"Hurray, Hurray, the Country's Risin' – Vote for Clay and Frelinghuysen!"
One of the largest political assemblies in the history of New Jersey took place in the tiny Hillsborough Township hamlet of Millstone the first week of August, 1844. The occasion was the annual convention of the New Jersey Whig Party, and the wholehearted endorsement of the Whigs' 1844 presidential and vice-presidential candidates.
|Whig Party national campaign banner, 1844|
|New York Tribune, August 9, 1844|
|Frelinghuysen campaign poster, 1844|
Hillsborough Township was well represented at the event, with both J. Wykoff and P. Beekman being appointed as vice presidents of the state party. Alas, it seems the two national candidates were not present that day, but there were many speeches given by distinguished Whigs, most denouncing utterly the ambitions of the "Loco-Focos" - the radical Democrats of the day.
|Democrat Party national campaign banner, 1844|
The primary issue of the 1844 election was slavery and the potential annexation of Texas. The Whigs were against annexation of Texas, wishing to keep the delicate balance between free and slave states. The Loco-Focos were for annexation. James K. Polk emerged as the unlikely Democratic flag-bearer - America's first "dark horse" candidate. He received no votes on the first seven ballots at the convention, in contrast to Henry Clay, who the Whigs chose unanimously on the first ballot.
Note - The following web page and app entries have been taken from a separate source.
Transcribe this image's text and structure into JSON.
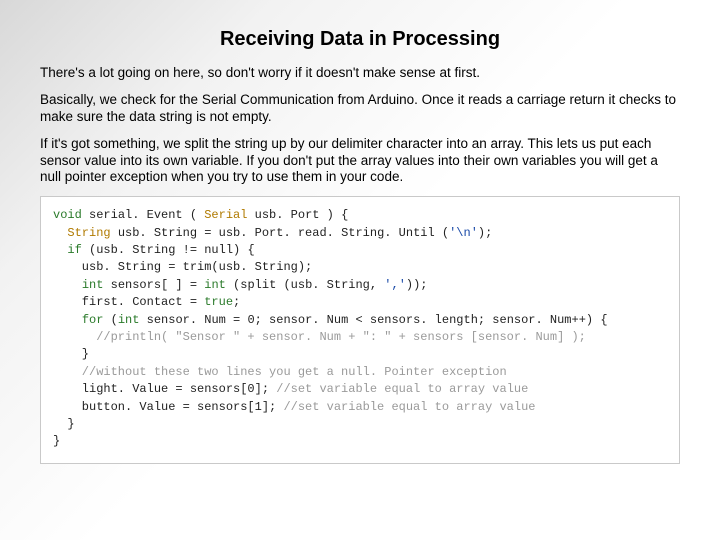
{
  "title": "Receiving Data in Processing",
  "paragraphs": {
    "p1": "There's a lot going on here, so don't worry if it doesn't make sense at first.",
    "p2": "Basically, we check for the Serial Communication from Arduino. Once it reads a carriage return it checks to make sure the data string is not empty.",
    "p3": "If it's got something, we split the string up by our delimiter character into an array.  This lets us put each sensor value into its own variable. If you don't put the array values into their own variables you will get a null pointer exception when you try to use them in your code."
  },
  "code": {
    "l1_kw": "void",
    "l1_fn": " serial. Event ( ",
    "l1_ty": "Serial",
    "l1_arg": " usb. Port ) {",
    "l2_ty": "String",
    "l2_rest": " usb. String = usb. Port. read. String. Until (",
    "l2_lit": "'\\n'",
    "l2_end": ");",
    "l3_kw": "if",
    "l3_rest": " (usb. String != null) {",
    "l4": "    usb. String = trim(usb. String);",
    "l5_kw": "int",
    "l5_mid": " sensors[ ] = ",
    "l5_kw2": "int",
    "l5_rest": " (split (usb. String, ",
    "l5_lit": "','",
    "l5_end": "));",
    "l6_a": "    first. Contact = ",
    "l6_kw": "true",
    "l6_b": ";",
    "l7_kw": "for",
    "l7_a": " (",
    "l7_kw2": "int",
    "l7_rest": " sensor. Num = 0; sensor. Num < sensors. length; sensor. Num++) {",
    "l8_cm": "      //println( \"Sensor \" + sensor. Num + \": \" + sensors [sensor. Num] );",
    "l9": "    }",
    "l10_cm": "    //without these two lines you get a null. Pointer exception",
    "l11_a": "    light. Value = sensors[0]; ",
    "l11_cm": "//set variable equal to array value",
    "l12_a": "    button. Value = sensors[1]; ",
    "l12_cm": "//set variable equal to array value",
    "l13": "  }",
    "l14": "}"
  }
}
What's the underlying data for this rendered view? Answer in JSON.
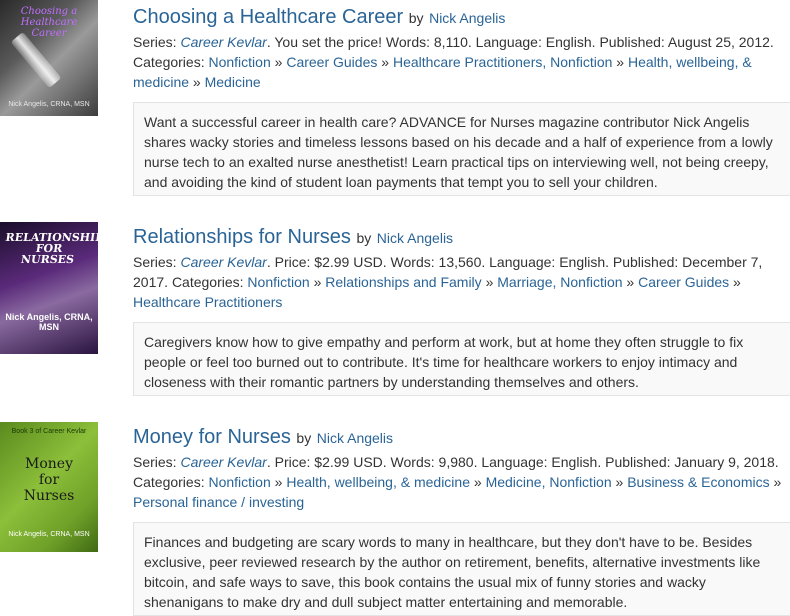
{
  "books": [
    {
      "cover": {
        "title_lines": [
          "Choosing a",
          "Healthcare Career"
        ],
        "author": "Nick Angelis, CRNA, MSN"
      },
      "title": "Choosing a Healthcare Career",
      "by": "by",
      "author": "Nick Angelis",
      "series_label": "Series:",
      "series": "Career Kevlar",
      "meta_text": ". You set the price! Words: 8,110. Language: English. Published: August 25, 2012.",
      "categories_label": "Categories:",
      "categories": [
        "Nonfiction",
        "Career Guides",
        "Healthcare Practitioners, Nonfiction",
        "Health, wellbeing, & medicine",
        "Medicine"
      ],
      "description": "Want a successful career in health care? ADVANCE for Nurses magazine contributor Nick Angelis shares wacky stories and timeless lessons based on his decade and a half of experience from a lowly nurse tech to an exalted nurse anesthetist! Learn practical tips on interviewing well, not being creepy, and avoiding the kind of student loan payments that tempt you to sell your children."
    },
    {
      "cover": {
        "title_lines": [
          "RELATIONSHIPS FOR",
          "NURSES"
        ],
        "author": "Nick Angelis, CRNA, MSN"
      },
      "title": "Relationships for Nurses",
      "by": "by",
      "author": "Nick Angelis",
      "series_label": "Series:",
      "series": "Career Kevlar",
      "meta_text": ". Price: $2.99 USD. Words: 13,560. Language: English. Published: December 7, 2017.",
      "categories_label": "Categories:",
      "categories": [
        "Nonfiction",
        "Relationships and Family",
        "Marriage, Nonfiction",
        "Career Guides",
        "Healthcare Practitioners"
      ],
      "description": "Caregivers know how to give empathy and perform at work, but at home they often struggle to fix people or feel too burned out to contribute. It's time for healthcare workers to enjoy intimacy and closeness with their romantic partners by understanding themselves and others."
    },
    {
      "cover": {
        "tag": "Book 3 of Career Kevlar",
        "title_lines": [
          "Money",
          "for",
          "Nurses"
        ],
        "author": "Nick Angelis, CRNA, MSN"
      },
      "title": "Money for Nurses",
      "by": "by",
      "author": "Nick Angelis",
      "series_label": "Series:",
      "series": "Career Kevlar",
      "meta_text": ". Price: $2.99 USD. Words: 9,980. Language: English. Published: January 9, 2018.",
      "categories_label": "Categories:",
      "categories": [
        "Nonfiction",
        "Health, wellbeing, & medicine",
        "Medicine, Nonfiction",
        "Business & Economics",
        "Personal finance / investing"
      ],
      "description": "Finances and budgeting are scary words to many in healthcare, but they don't have to be. Besides exclusive, peer reviewed research by the author on retirement, benefits, alternative investments like bitcoin, and safe ways to save, this book contains the usual mix of funny stories and wacky shenanigans to make dry and dull subject matter entertaining and memorable."
    }
  ],
  "category_separator": "»"
}
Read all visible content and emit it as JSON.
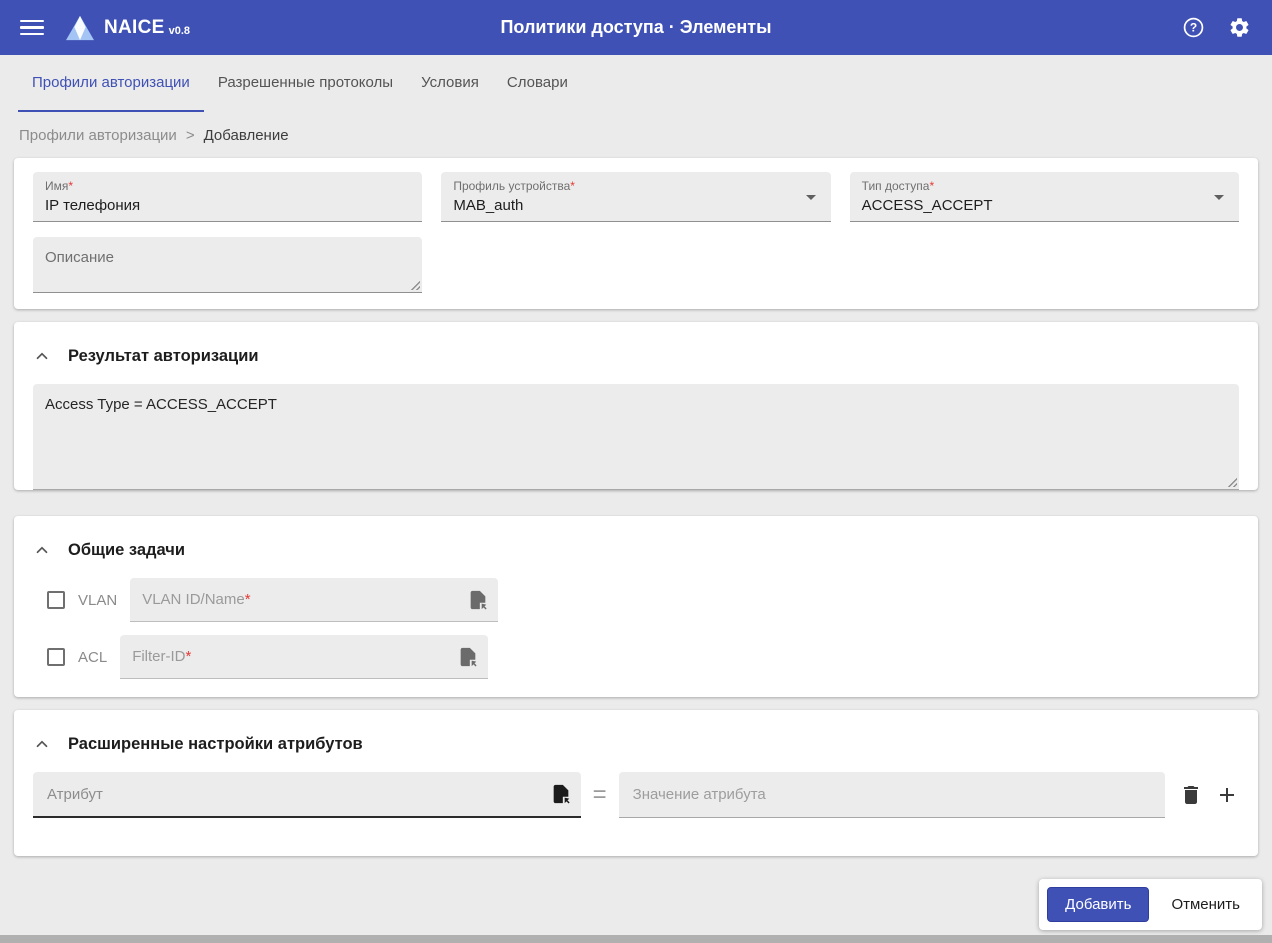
{
  "appbar": {
    "brand": "NAICE",
    "version": "v0.8",
    "title": "Политики доступа · Элементы"
  },
  "tabs": [
    {
      "label": "Профили авторизации",
      "active": true
    },
    {
      "label": "Разрешенные протоколы",
      "active": false
    },
    {
      "label": "Условия",
      "active": false
    },
    {
      "label": "Словари",
      "active": false
    }
  ],
  "breadcrumb": {
    "parent": "Профили авторизации",
    "separator": ">",
    "current": "Добавление"
  },
  "form": {
    "name": {
      "label": "Имя",
      "required_mark": "*",
      "value": "IP телефония"
    },
    "device_profile": {
      "label": "Профиль устройства",
      "required_mark": "*",
      "value": "MAB_auth"
    },
    "access_type": {
      "label": "Тип доступа",
      "required_mark": "*",
      "value": "ACCESS_ACCEPT"
    },
    "description": {
      "label": "Описание",
      "value": ""
    }
  },
  "sections": {
    "auth_result": {
      "title": "Результат авторизации",
      "content": "Access Type = ACCESS_ACCEPT"
    },
    "common_tasks": {
      "title": "Общие задачи",
      "rows": [
        {
          "checkbox": "VLAN",
          "checked": false,
          "placeholder": "VLAN ID/Name",
          "required_mark": "*"
        },
        {
          "checkbox": "ACL",
          "checked": false,
          "placeholder": "Filter-ID",
          "required_mark": "*"
        }
      ]
    },
    "advanced": {
      "title": "Расширенные настройки атрибутов",
      "attribute_placeholder": "Атрибут",
      "equals": "=",
      "value_placeholder": "Значение атрибута"
    }
  },
  "actions": {
    "add": "Добавить",
    "cancel": "Отменить"
  },
  "icons": {
    "menu": "hamburger",
    "help": "question-in-circle",
    "settings": "gear",
    "collapse": "chevron-up",
    "dropdown": "caret-down",
    "insert_from_dictionary": "document-with-arrow",
    "delete": "trash",
    "add_row": "plus"
  },
  "colors": {
    "primary": "#3f51b5",
    "required": "#e53935"
  }
}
Clay and Frelinghuysen ended up losing the popular vote by 38,000 - out of 2.7 million votes cast, and lost the electoral college 170-105. Third Party anti-slavery candidate James G. Birney collected more than 2% of the popular vote and may have cost the Whigs the election. His 15,000 votes in New York, where Clay and Polk were separated by only 5,000 votes, probably tipped those 36 electoral votes to the Democrats, depriving Hillsborough of its very own home-grown vice president!